Important Program Note:  The Economic Foundations of Legal Studies for LLMs course is offered in the summer to provide students with the foundation needed for future law and economics courses in the fall and spring. The Introduction to US Law course (a requirement for international students without a US JD) also begins in the summer.  The credits associated with the Introduction to US Law course do not count toward the 24 credits needed for the LLM.

To develop a personalized plan of courses based on your time-frame for finishing the LLM Degree, please contact Director of Student Academic Affairs, Christine Malone, at cmalone4@gmu.edu.

Standard LLM in Law and Economics

Required Courses  (10 to 11 credit hours)
Economic Foundations of Legal Studies for LLMs
Advanced Economic Foundations
Litigation and Dispute Resolution Theory
Public Choice and Public Law Seminar  OR  Perspectives on Regulation
Introduction to US Law (International LLM Students ONLY.)
Law and Economics Electives  (10 to 11 credit hours)
Advanced Antitrust Seminar
Advanced Securities:  Law and Economics of Investment Management
Antitrust
Antitrust Economics
Bankruptcy
Comparative Antitrust Law
Economics of Private Law
European Competition Law
FTC Seminar
Law and Economics of Financial Regulation Seminar
Legal and Economic Theory of IP
Perspectives on the Individual, Family, and Social Institutions
Perspectives on Regulation
Products Liability
Public Choice and Public Law Seminar
Quantitative Forensics
Regulated Industries
Telecom & Internet: Strategy and Policy Seminar
Tort Theory Seminar
Unfair Trade Practices
LLM Writing Requirement  (2 to 4 credit hours)
Thesis  OR  Seminar/Writing Course from Law & Economics Electives

LLM in Law & Economics, Antitrust Focus

Required Courses  (8 to 9 credit hours)
Economic Foundations of Legal Studies for LLMs
Litigation and Dispute Resolution Theory
Public Choice and Public Law Seminar  OR  Perspectives on Regulation
Introduction to US Law (International LLM Students ONLY)
Antitrust Required Courses  (10 credit hours)
Antitrust
Antitrust Economics
Comparative Antitrust Law OR European Union Competition Law
Quantitative Forensics
Antitrust Electives  (5 to 6 credit hours)
Advanced Antitrust Seminar
Comparative Antitrust Law OR European Union Competition Law
FTC Seminar
Thesis
Unfair Trade Practices

Admission

Students will be selected from the pool of U.S. law school graduates, and graduates of universities outside of the U.S. who hold a law degree or its equivalent in education or practical experience.  For information on the admission requirements and the application process, please visit FAQs.

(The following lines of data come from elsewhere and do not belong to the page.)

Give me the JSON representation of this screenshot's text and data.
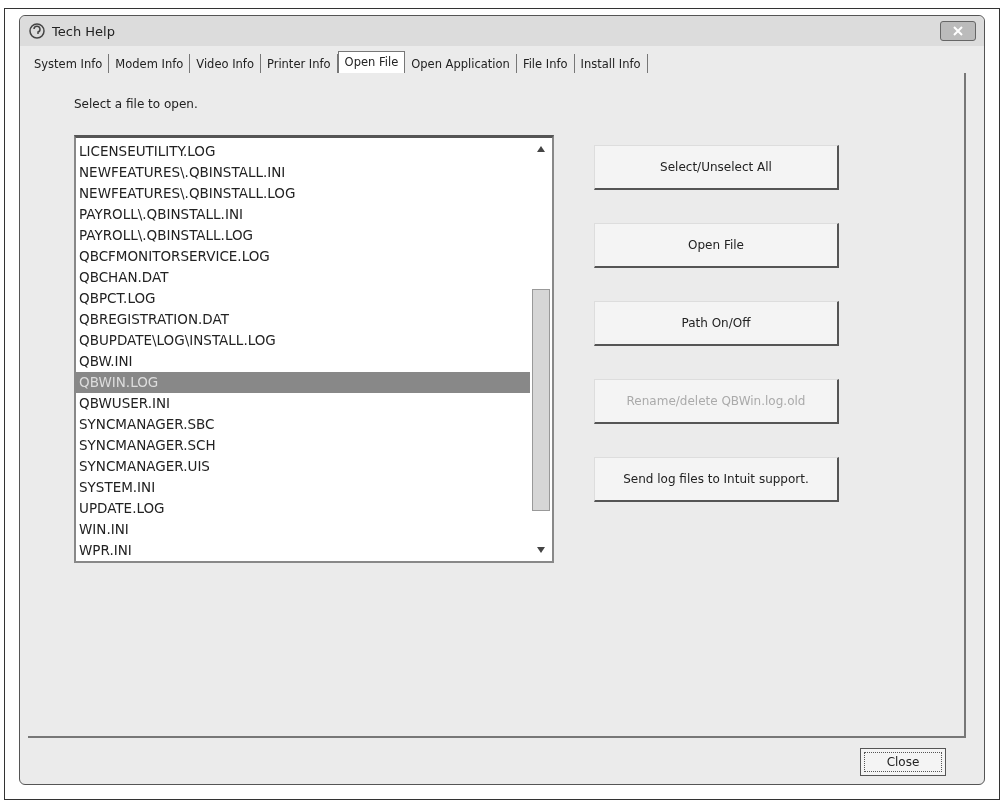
{
  "window": {
    "title": "Tech Help"
  },
  "tabs": [
    {
      "label": "System Info",
      "selected": false
    },
    {
      "label": "Modem Info",
      "selected": false
    },
    {
      "label": "Video Info",
      "selected": false
    },
    {
      "label": "Printer Info",
      "selected": false
    },
    {
      "label": "Open File",
      "selected": true
    },
    {
      "label": "Open Application",
      "selected": false
    },
    {
      "label": "File Info",
      "selected": false
    },
    {
      "label": "Install Info",
      "selected": false
    }
  ],
  "prompt": "Select a file to open.",
  "files": [
    {
      "name": "LICENSEUTILITY.LOG",
      "selected": false
    },
    {
      "name": "NEWFEATURES\\.QBINSTALL.INI",
      "selected": false
    },
    {
      "name": "NEWFEATURES\\.QBINSTALL.LOG",
      "selected": false
    },
    {
      "name": "PAYROLL\\.QBINSTALL.INI",
      "selected": false
    },
    {
      "name": "PAYROLL\\.QBINSTALL.LOG",
      "selected": false
    },
    {
      "name": "QBCFMONITORSERVICE.LOG",
      "selected": false
    },
    {
      "name": "QBCHAN.DAT",
      "selected": false
    },
    {
      "name": "QBPCT.LOG",
      "selected": false
    },
    {
      "name": "QBREGISTRATION.DAT",
      "selected": false
    },
    {
      "name": "QBUPDATE\\LOG\\INSTALL.LOG",
      "selected": false
    },
    {
      "name": "QBW.INI",
      "selected": false
    },
    {
      "name": "QBWIN.LOG",
      "selected": true
    },
    {
      "name": "QBWUSER.INI",
      "selected": false
    },
    {
      "name": "SYNCMANAGER.SBC",
      "selected": false
    },
    {
      "name": "SYNCMANAGER.SCH",
      "selected": false
    },
    {
      "name": "SYNCMANAGER.UIS",
      "selected": false
    },
    {
      "name": "SYSTEM.INI",
      "selected": false
    },
    {
      "name": "UPDATE.LOG",
      "selected": false
    },
    {
      "name": "WIN.INI",
      "selected": false
    },
    {
      "name": "WPR.INI",
      "selected": false
    }
  ],
  "actions": [
    {
      "label": "Select/Unselect All",
      "disabled": false
    },
    {
      "label": "Open File",
      "disabled": false
    },
    {
      "label": "Path On/Off",
      "disabled": false
    },
    {
      "label": "Rename/delete QBWin.log.old",
      "disabled": true
    },
    {
      "label": "Send log files to Intuit support.",
      "disabled": false
    }
  ],
  "close_button": "Close"
}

Tuition and Fees

For the most current posting of tuition rates for the School of Law, please visit: budget.gmu.edu. Tuition is updated in mid-May by the university's Board of Visitors and is subject to change at any time.

Contact Us

Prospective applicants who have questions concerning admissions details or the admissions process should contact the Admissions Office at 703.993.8010 or lawadmit@gmu.edu.  Curriculum questions should be addressed to the program Director of Student Academic Affairs, Christine Malone, at cmalone4@gmu.edu.